[Items from an interface collection]

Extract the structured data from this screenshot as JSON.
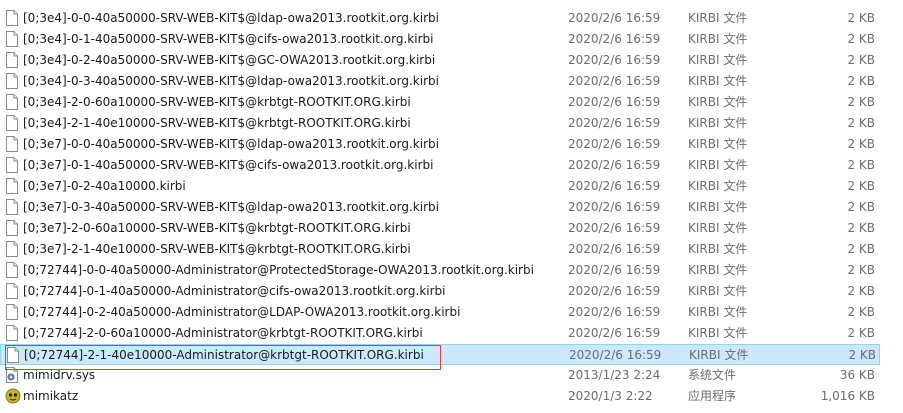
{
  "files": [
    {
      "name": "[0;3e4]-0-0-40a50000-SRV-WEB-KIT$@ldap-owa2013.rootkit.org.kirbi",
      "date": "2020/2/6 16:59",
      "type": "KIRBI 文件",
      "size": "2 KB",
      "icon": "file-icon",
      "selected": false
    },
    {
      "name": "[0;3e4]-0-1-40a50000-SRV-WEB-KIT$@cifs-owa2013.rootkit.org.kirbi",
      "date": "2020/2/6 16:59",
      "type": "KIRBI 文件",
      "size": "2 KB",
      "icon": "file-icon",
      "selected": false
    },
    {
      "name": "[0;3e4]-0-2-40a50000-SRV-WEB-KIT$@GC-OWA2013.rootkit.org.kirbi",
      "date": "2020/2/6 16:59",
      "type": "KIRBI 文件",
      "size": "2 KB",
      "icon": "file-icon",
      "selected": false
    },
    {
      "name": "[0;3e4]-0-3-40a50000-SRV-WEB-KIT$@ldap-owa2013.rootkit.org.kirbi",
      "date": "2020/2/6 16:59",
      "type": "KIRBI 文件",
      "size": "2 KB",
      "icon": "file-icon",
      "selected": false
    },
    {
      "name": "[0;3e4]-2-0-60a10000-SRV-WEB-KIT$@krbtgt-ROOTKIT.ORG.kirbi",
      "date": "2020/2/6 16:59",
      "type": "KIRBI 文件",
      "size": "2 KB",
      "icon": "file-icon",
      "selected": false
    },
    {
      "name": "[0;3e4]-2-1-40e10000-SRV-WEB-KIT$@krbtgt-ROOTKIT.ORG.kirbi",
      "date": "2020/2/6 16:59",
      "type": "KIRBI 文件",
      "size": "2 KB",
      "icon": "file-icon",
      "selected": false
    },
    {
      "name": "[0;3e7]-0-0-40a50000-SRV-WEB-KIT$@ldap-owa2013.rootkit.org.kirbi",
      "date": "2020/2/6 16:59",
      "type": "KIRBI 文件",
      "size": "2 KB",
      "icon": "file-icon",
      "selected": false
    },
    {
      "name": "[0;3e7]-0-1-40a50000-SRV-WEB-KIT$@cifs-owa2013.rootkit.org.kirbi",
      "date": "2020/2/6 16:59",
      "type": "KIRBI 文件",
      "size": "2 KB",
      "icon": "file-icon",
      "selected": false
    },
    {
      "name": "[0;3e7]-0-2-40a10000.kirbi",
      "date": "2020/2/6 16:59",
      "type": "KIRBI 文件",
      "size": "2 KB",
      "icon": "file-icon",
      "selected": false
    },
    {
      "name": "[0;3e7]-0-3-40a50000-SRV-WEB-KIT$@ldap-owa2013.rootkit.org.kirbi",
      "date": "2020/2/6 16:59",
      "type": "KIRBI 文件",
      "size": "2 KB",
      "icon": "file-icon",
      "selected": false
    },
    {
      "name": "[0;3e7]-2-0-60a10000-SRV-WEB-KIT$@krbtgt-ROOTKIT.ORG.kirbi",
      "date": "2020/2/6 16:59",
      "type": "KIRBI 文件",
      "size": "2 KB",
      "icon": "file-icon",
      "selected": false
    },
    {
      "name": "[0;3e7]-2-1-40e10000-SRV-WEB-KIT$@krbtgt-ROOTKIT.ORG.kirbi",
      "date": "2020/2/6 16:59",
      "type": "KIRBI 文件",
      "size": "2 KB",
      "icon": "file-icon",
      "selected": false
    },
    {
      "name": "[0;72744]-0-0-40a50000-Administrator@ProtectedStorage-OWA2013.rootkit.org.kirbi",
      "date": "2020/2/6 16:59",
      "type": "KIRBI 文件",
      "size": "2 KB",
      "icon": "file-icon",
      "selected": false
    },
    {
      "name": "[0;72744]-0-1-40a50000-Administrator@cifs-owa2013.rootkit.org.kirbi",
      "date": "2020/2/6 16:59",
      "type": "KIRBI 文件",
      "size": "2 KB",
      "icon": "file-icon",
      "selected": false
    },
    {
      "name": "[0;72744]-0-2-40a50000-Administrator@LDAP-OWA2013.rootkit.org.kirbi",
      "date": "2020/2/6 16:59",
      "type": "KIRBI 文件",
      "size": "2 KB",
      "icon": "file-icon",
      "selected": false
    },
    {
      "name": "[0;72744]-2-0-60a10000-Administrator@krbtgt-ROOTKIT.ORG.kirbi",
      "date": "2020/2/6 16:59",
      "type": "KIRBI 文件",
      "size": "2 KB",
      "icon": "file-icon",
      "selected": false
    },
    {
      "name": "[0;72744]-2-1-40e10000-Administrator@krbtgt-ROOTKIT.ORG.kirbi",
      "date": "2020/2/6 16:59",
      "type": "KIRBI 文件",
      "size": "2 KB",
      "icon": "file-icon",
      "selected": true
    },
    {
      "name": "mimidrv.sys",
      "date": "2013/1/23 2:24",
      "type": "系统文件",
      "size": "36 KB",
      "icon": "system-file-icon",
      "selected": false
    },
    {
      "name": "mimikatz",
      "date": "2020/1/3 2:22",
      "type": "应用程序",
      "size": "1,016 KB",
      "icon": "mimikatz-app-icon",
      "selected": false
    }
  ],
  "colors": {
    "selection_bg": "#cce8ff",
    "selection_border": "#99d1ff",
    "highlight_box": "#e0393e",
    "secondary_text": "#6d6d6d"
  }
}
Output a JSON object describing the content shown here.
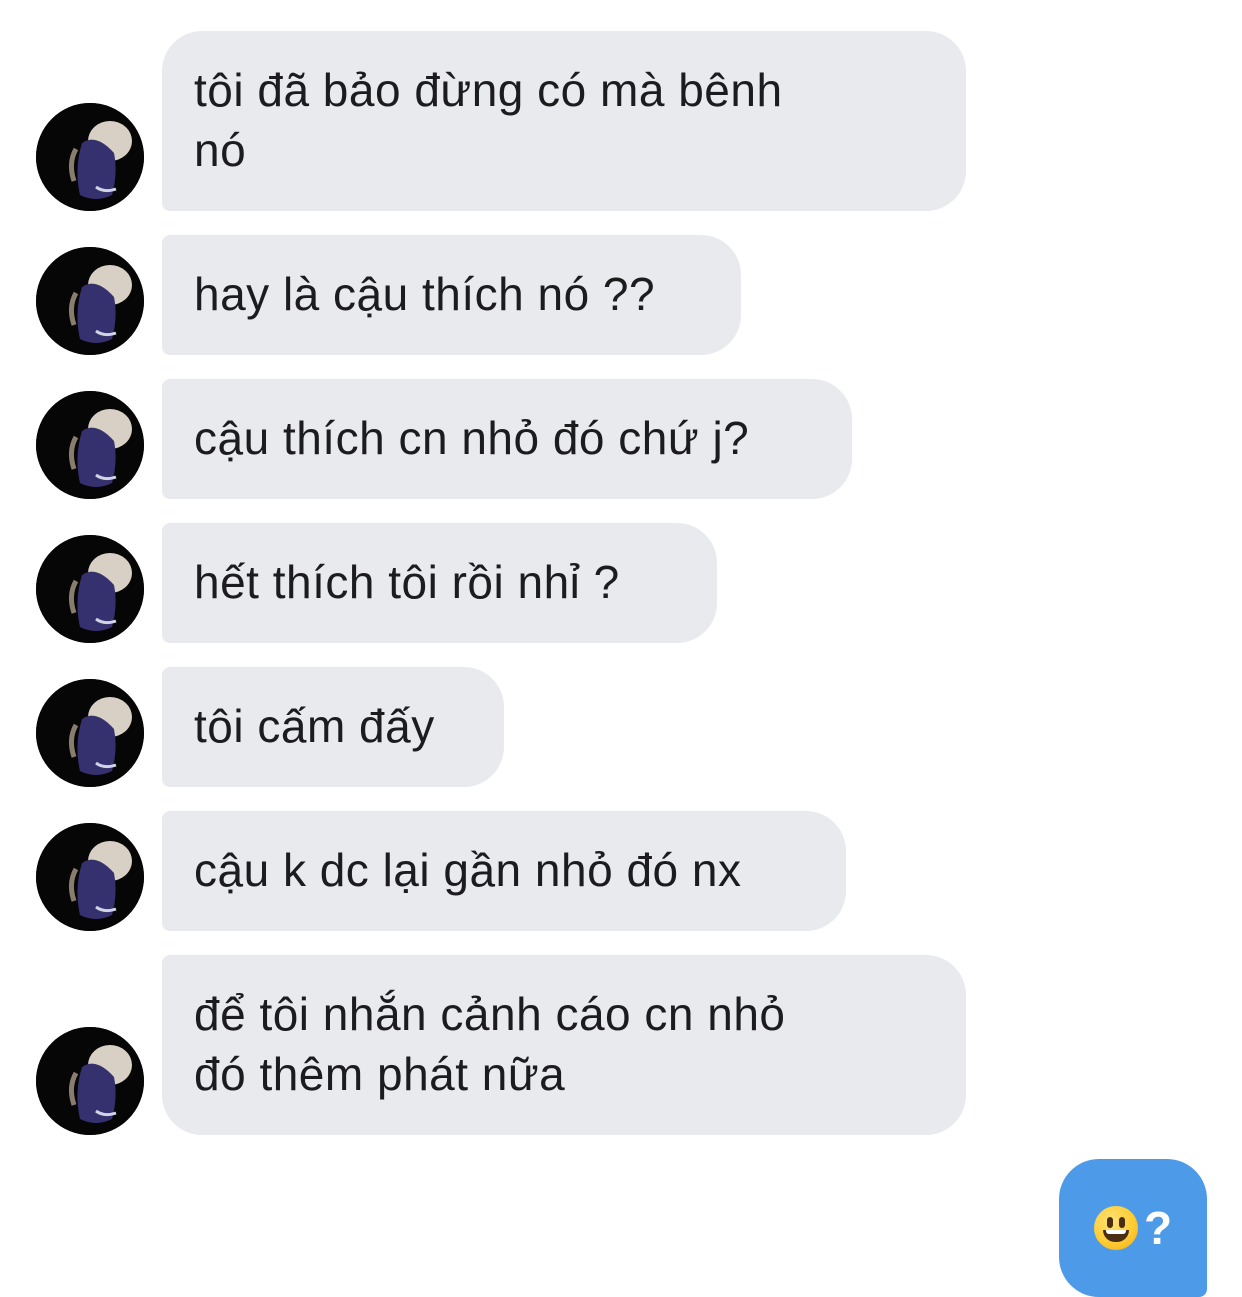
{
  "thread": {
    "incoming": [
      {
        "text": "tôi đã bảo đừng có mà bênh\nnó"
      },
      {
        "text": "hay là cậu thích nó ??"
      },
      {
        "text": "cậu thích cn nhỏ đó chứ j?"
      },
      {
        "text": "hết thích tôi rồi nhỉ ?"
      },
      {
        "text": "tôi cấm đấy"
      },
      {
        "text": "cậu k dc lại gần nhỏ đó nx"
      },
      {
        "text": "để tôi nhắn cảnh cáo cn nhỏ\nđó thêm phát nữa"
      }
    ],
    "outgoing": [
      {
        "emoji": "smiley-emoji",
        "text": "?"
      }
    ]
  },
  "colors": {
    "incoming_bubble": "#e8eaee",
    "outgoing_bubble": "#4d9be8",
    "incoming_text": "#1c1c1e",
    "outgoing_text": "#ffffff"
  }
}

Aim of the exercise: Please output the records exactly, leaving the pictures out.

Written response:
Extract the structured data from this screenshot as JSON.
{
  "files": [
    {
      "name": "[0;3e4]-0-0-40a50000-SRV-WEB-KIT$@ldap-owa2013.rootkit.org.kirbi",
      "date": "2020/2/6 16:59",
      "type": "KIRBI 文件",
      "size": "2 KB",
      "icon": "file-icon",
      "selected": false
    },
    {
      "name": "[0;3e4]-0-1-40a50000-SRV-WEB-KIT$@cifs-owa2013.rootkit.org.kirbi",
      "date": "2020/2/6 16:59",
      "type": "KIRBI 文件",
      "size": "2 KB",
      "icon": "file-icon",
      "selected": false
    },
    {
      "name": "[0;3e4]-0-2-40a50000-SRV-WEB-KIT$@GC-OWA2013.rootkit.org.kirbi",
      "date": "2020/2/6 16:59",
      "type": "KIRBI 文件",
      "size": "2 KB",
      "icon": "file-icon",
      "selected": false
    },
    {
      "name": "[0;3e4]-0-3-40a50000-SRV-WEB-KIT$@ldap-owa2013.rootkit.org.kirbi",
      "date": "2020/2/6 16:59",
      "type": "KIRBI 文件",
      "size": "2 KB",
      "icon": "file-icon",
      "selected": false
    },
    {
      "name": "[0;3e4]-2-0-60a10000-SRV-WEB-KIT$@krbtgt-ROOTKIT.ORG.kirbi",
      "date": "2020/2/6 16:59",
      "type": "KIRBI 文件",
      "size": "2 KB",
      "icon": "file-icon",
      "selected": false
    },
    {
      "name": "[0;3e4]-2-1-40e10000-SRV-WEB-KIT$@krbtgt-ROOTKIT.ORG.kirbi",
      "date": "2020/2/6 16:59",
      "type": "KIRBI 文件",
      "size": "2 KB",
      "icon": "file-icon",
      "selected": false
    },
    {
      "name": "[0;3e7]-0-0-40a50000-SRV-WEB-KIT$@ldap-owa2013.rootkit.org.kirbi",
      "date": "2020/2/6 16:59",
      "type": "KIRBI 文件",
      "size": "2 KB",
      "icon": "file-icon",
      "selected": false
    },
    {
      "name": "[0;3e7]-0-1-40a50000-SRV-WEB-KIT$@cifs-owa2013.rootkit.org.kirbi",
      "date": "2020/2/6 16:59",
      "type": "KIRBI 文件",
      "size": "2 KB",
      "icon": "file-icon",
      "selected": false
    },
    {
      "name": "[0;3e7]-0-2-40a10000.kirbi",
      "date": "2020/2/6 16:59",
      "type": "KIRBI 文件",
      "size": "2 KB",
      "icon": "file-icon",
      "selected": false
    },
    {
      "name": "[0;3e7]-0-3-40a50000-SRV-WEB-KIT$@ldap-owa2013.rootkit.org.kirbi",
      "date": "2020/2/6 16:59",
      "type": "KIRBI 文件",
      "size": "2 KB",
      "icon": "file-icon",
      "selected": false
    },
    {
      "name": "[0;3e7]-2-0-60a10000-SRV-WEB-KIT$@krbtgt-ROOTKIT.ORG.kirbi",
      "date": "2020/2/6 16:59",
      "type": "KIRBI 文件",
      "size": "2 KB",
      "icon": "file-icon",
      "selected": false
    },
    {
      "name": "[0;3e7]-2-1-40e10000-SRV-WEB-KIT$@krbtgt-ROOTKIT.ORG.kirbi",
      "date": "2020/2/6 16:59",
      "type": "KIRBI 文件",
      "size": "2 KB",
      "icon": "file-icon",
      "selected": false
    },
    {
      "name": "[0;72744]-0-0-40a50000-Administrator@ProtectedStorage-OWA2013.rootkit.org.kirbi",
      "date": "2020/2/6 16:59",
      "type": "KIRBI 文件",
      "size": "2 KB",
      "icon": "file-icon",
      "selected": false
    },
    {
      "name": "[0;72744]-0-1-40a50000-Administrator@cifs-owa2013.rootkit.org.kirbi",
      "date": "2020/2/6 16:59",
      "type": "KIRBI 文件",
      "size": "2 KB",
      "icon": "file-icon",
      "selected": false
    },
    {
      "name": "[0;72744]-0-2-40a50000-Administrator@LDAP-OWA2013.rootkit.org.kirbi",
      "date": "2020/2/6 16:59",
      "type": "KIRBI 文件",
      "size": "2 KB",
      "icon": "file-icon",
      "selected": false
    },
    {
      "name": "[0;72744]-2-0-60a10000-Administrator@krbtgt-ROOTKIT.ORG.kirbi",
      "date": "2020/2/6 16:59",
      "type": "KIRBI 文件",
      "size": "2 KB",
      "icon": "file-icon",
      "selected": false
    },
    {
      "name": "[0;72744]-2-1-40e10000-Administrator@krbtgt-ROOTKIT.ORG.kirbi",
      "date": "2020/2/6 16:59",
      "type": "KIRBI 文件",
      "size": "2 KB",
      "icon": "file-icon",
      "selected": true
    },
    {
      "name": "mimidrv.sys",
      "date": "2013/1/23 2:24",
      "type": "系统文件",
      "size": "36 KB",
      "icon": "system-file-icon",
      "selected": false
    },
    {
      "name": "mimikatz",
      "date": "2020/1/3 2:22",
      "type": "应用程序",
      "size": "1,016 KB",
      "icon": "mimikatz-app-icon",
      "selected": false
    }
  ],
  "colors": {
    "selection_bg": "#cce8ff",
    "selection_border": "#99d1ff",
    "highlight_box": "#e0393e",
    "secondary_text": "#6d6d6d"
  }
}
Output a JSON object describing the content shown here.
{
  "thread": {
    "incoming": [
      {
        "text": "tôi đã bảo đừng có mà bênh\nnó"
      },
      {
        "text": "hay là cậu thích nó ??"
      },
      {
        "text": "cậu thích cn nhỏ đó chứ j?"
      },
      {
        "text": "hết thích tôi rồi nhỉ ?"
      },
      {
        "text": "tôi cấm đấy"
      },
      {
        "text": "cậu k dc lại gần nhỏ đó nx"
      },
      {
        "text": "để tôi nhắn cảnh cáo cn nhỏ\nđó thêm phát nữa"
      }
    ],
    "outgoing": [
      {
        "emoji": "smiley-emoji",
        "text": "?"
      }
    ]
  },
  "colors": {
    "incoming_bubble": "#e8eaee",
    "outgoing_bubble": "#4d9be8",
    "incoming_text": "#1c1c1e",
    "outgoing_text": "#ffffff"
  }
}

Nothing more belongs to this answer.